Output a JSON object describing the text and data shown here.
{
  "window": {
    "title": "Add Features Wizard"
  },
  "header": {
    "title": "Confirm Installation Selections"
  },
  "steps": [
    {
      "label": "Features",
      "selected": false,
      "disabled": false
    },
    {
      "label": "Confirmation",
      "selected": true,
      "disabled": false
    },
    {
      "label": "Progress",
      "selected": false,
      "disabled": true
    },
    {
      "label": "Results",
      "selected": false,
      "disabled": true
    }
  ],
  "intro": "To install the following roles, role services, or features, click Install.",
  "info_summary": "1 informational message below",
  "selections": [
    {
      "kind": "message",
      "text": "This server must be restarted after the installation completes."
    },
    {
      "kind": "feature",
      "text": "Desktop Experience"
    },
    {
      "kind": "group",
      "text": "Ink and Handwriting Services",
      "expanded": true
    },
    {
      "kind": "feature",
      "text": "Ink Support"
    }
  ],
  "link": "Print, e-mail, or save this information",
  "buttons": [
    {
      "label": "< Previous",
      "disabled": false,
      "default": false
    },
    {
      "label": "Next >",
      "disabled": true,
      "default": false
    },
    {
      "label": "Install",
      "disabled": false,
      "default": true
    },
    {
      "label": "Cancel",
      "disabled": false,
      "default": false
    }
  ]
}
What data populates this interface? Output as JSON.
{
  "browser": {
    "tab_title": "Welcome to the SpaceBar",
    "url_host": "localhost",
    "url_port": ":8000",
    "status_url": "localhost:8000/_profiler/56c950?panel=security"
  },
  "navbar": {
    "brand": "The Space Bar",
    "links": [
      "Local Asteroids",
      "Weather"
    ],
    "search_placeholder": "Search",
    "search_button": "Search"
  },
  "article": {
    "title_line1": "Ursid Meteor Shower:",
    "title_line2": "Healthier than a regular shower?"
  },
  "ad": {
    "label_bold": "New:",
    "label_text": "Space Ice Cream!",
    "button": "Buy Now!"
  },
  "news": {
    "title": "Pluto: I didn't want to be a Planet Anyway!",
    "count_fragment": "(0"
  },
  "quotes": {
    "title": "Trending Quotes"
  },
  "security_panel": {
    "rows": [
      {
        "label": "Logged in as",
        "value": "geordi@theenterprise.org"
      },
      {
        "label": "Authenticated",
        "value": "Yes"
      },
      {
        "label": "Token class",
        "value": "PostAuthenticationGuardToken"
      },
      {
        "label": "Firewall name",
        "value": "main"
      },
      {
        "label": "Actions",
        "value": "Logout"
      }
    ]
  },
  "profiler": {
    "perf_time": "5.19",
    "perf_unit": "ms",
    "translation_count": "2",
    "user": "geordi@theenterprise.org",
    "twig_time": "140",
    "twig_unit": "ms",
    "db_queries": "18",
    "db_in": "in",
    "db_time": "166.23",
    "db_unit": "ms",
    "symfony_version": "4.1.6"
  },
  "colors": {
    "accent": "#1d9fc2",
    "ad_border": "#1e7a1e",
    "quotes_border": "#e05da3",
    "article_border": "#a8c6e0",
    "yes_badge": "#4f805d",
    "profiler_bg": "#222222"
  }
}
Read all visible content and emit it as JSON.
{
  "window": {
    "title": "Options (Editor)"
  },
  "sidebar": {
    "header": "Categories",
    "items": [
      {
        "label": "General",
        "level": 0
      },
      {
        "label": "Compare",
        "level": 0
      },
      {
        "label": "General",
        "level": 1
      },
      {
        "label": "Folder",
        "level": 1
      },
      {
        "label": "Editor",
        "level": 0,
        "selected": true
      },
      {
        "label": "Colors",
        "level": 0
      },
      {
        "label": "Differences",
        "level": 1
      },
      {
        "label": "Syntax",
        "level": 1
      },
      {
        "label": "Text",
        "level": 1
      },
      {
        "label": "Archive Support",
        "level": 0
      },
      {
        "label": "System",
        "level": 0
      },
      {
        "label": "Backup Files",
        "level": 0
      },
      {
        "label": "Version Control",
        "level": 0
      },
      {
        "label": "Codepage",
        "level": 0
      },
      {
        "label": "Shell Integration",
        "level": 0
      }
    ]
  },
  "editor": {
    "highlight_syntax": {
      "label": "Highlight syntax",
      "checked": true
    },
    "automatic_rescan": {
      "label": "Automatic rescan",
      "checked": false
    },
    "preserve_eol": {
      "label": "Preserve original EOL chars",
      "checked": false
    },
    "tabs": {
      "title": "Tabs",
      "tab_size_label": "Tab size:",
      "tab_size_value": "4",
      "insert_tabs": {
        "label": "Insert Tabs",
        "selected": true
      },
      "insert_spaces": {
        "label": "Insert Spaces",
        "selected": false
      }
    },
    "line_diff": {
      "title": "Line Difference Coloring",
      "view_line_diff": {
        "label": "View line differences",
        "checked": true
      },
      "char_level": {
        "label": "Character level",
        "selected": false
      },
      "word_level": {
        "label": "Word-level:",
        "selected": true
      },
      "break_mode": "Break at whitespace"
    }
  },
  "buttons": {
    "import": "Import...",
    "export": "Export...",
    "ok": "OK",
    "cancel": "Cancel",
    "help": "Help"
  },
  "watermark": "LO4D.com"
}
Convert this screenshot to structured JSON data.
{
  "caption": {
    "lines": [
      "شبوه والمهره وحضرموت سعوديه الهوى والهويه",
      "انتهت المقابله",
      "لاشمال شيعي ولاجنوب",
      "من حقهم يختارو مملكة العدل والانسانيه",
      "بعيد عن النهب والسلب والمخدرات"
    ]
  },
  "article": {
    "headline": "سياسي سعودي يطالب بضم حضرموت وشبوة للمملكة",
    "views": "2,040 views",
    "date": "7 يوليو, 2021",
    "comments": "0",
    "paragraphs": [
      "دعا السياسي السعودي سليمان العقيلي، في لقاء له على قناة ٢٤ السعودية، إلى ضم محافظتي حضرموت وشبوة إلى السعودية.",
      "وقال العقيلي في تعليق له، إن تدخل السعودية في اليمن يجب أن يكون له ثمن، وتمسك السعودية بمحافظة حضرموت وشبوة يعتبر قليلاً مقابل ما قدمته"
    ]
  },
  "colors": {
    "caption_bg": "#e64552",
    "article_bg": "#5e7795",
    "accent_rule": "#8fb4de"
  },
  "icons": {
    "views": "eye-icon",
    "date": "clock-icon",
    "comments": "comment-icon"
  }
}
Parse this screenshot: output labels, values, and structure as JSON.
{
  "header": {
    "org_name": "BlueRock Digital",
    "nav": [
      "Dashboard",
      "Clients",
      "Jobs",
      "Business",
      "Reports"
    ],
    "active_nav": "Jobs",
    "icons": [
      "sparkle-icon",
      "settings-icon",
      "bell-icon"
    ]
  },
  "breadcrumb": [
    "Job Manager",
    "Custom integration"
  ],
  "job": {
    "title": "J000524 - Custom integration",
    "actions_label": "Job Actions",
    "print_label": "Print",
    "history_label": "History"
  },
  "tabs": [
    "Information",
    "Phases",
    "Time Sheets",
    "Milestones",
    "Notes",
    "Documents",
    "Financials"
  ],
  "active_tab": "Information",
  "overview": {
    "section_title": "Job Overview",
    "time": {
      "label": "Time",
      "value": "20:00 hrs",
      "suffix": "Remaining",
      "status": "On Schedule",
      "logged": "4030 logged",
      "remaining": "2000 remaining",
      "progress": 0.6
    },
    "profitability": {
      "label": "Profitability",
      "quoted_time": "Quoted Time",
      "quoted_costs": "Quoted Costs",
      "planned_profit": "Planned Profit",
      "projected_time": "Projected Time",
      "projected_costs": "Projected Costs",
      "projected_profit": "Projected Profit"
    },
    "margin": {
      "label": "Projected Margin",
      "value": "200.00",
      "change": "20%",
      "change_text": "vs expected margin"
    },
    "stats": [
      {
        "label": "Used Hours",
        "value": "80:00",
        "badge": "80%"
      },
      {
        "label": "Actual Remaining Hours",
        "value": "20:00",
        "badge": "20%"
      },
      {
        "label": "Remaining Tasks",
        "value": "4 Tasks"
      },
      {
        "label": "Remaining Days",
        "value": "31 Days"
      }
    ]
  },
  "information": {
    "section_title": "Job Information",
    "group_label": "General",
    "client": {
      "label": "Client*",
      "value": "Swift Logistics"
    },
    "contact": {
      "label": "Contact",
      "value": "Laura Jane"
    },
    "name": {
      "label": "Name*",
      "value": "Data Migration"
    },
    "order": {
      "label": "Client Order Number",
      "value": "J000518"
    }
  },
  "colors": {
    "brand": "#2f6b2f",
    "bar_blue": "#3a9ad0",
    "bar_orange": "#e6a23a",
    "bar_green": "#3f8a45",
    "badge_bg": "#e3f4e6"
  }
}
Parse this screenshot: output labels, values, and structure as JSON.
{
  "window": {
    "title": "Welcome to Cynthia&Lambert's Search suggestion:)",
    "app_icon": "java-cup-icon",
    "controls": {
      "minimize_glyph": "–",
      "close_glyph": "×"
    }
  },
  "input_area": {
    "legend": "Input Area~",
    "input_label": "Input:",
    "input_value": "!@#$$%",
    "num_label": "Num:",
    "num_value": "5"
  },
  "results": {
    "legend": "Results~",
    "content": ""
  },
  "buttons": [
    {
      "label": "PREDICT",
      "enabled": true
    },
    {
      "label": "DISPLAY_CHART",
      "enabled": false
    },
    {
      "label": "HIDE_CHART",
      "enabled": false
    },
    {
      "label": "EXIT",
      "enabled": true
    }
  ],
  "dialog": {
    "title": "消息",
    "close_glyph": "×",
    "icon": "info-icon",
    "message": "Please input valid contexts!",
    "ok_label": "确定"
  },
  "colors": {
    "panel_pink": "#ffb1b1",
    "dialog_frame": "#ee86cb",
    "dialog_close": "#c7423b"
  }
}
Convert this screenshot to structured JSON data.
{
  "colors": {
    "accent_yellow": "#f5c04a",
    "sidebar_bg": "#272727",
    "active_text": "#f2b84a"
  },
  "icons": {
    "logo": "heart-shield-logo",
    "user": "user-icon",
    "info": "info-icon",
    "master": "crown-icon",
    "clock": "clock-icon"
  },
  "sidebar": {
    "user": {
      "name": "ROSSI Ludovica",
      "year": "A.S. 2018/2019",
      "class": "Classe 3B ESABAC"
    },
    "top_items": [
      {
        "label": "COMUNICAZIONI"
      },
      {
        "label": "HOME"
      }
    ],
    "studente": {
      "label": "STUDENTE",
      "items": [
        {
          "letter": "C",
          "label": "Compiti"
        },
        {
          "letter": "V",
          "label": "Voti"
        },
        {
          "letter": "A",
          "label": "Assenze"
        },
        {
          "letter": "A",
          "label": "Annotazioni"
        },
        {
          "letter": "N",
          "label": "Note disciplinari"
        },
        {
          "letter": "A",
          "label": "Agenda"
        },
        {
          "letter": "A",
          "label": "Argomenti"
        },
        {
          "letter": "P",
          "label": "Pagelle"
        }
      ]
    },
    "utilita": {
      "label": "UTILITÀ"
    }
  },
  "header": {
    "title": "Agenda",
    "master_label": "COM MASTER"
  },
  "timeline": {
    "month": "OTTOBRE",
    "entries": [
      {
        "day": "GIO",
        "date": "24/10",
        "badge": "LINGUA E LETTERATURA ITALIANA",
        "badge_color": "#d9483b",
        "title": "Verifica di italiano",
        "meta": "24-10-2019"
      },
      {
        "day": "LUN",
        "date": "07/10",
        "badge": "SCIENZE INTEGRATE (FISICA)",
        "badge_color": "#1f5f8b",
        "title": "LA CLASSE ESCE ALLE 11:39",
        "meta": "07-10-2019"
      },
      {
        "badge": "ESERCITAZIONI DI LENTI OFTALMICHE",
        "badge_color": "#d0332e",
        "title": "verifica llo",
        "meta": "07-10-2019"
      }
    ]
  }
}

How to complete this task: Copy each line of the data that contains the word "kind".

Solution for this task:
      "kind": "message",
      "kind": "feature",
      "kind": "group",
      "kind": "feature",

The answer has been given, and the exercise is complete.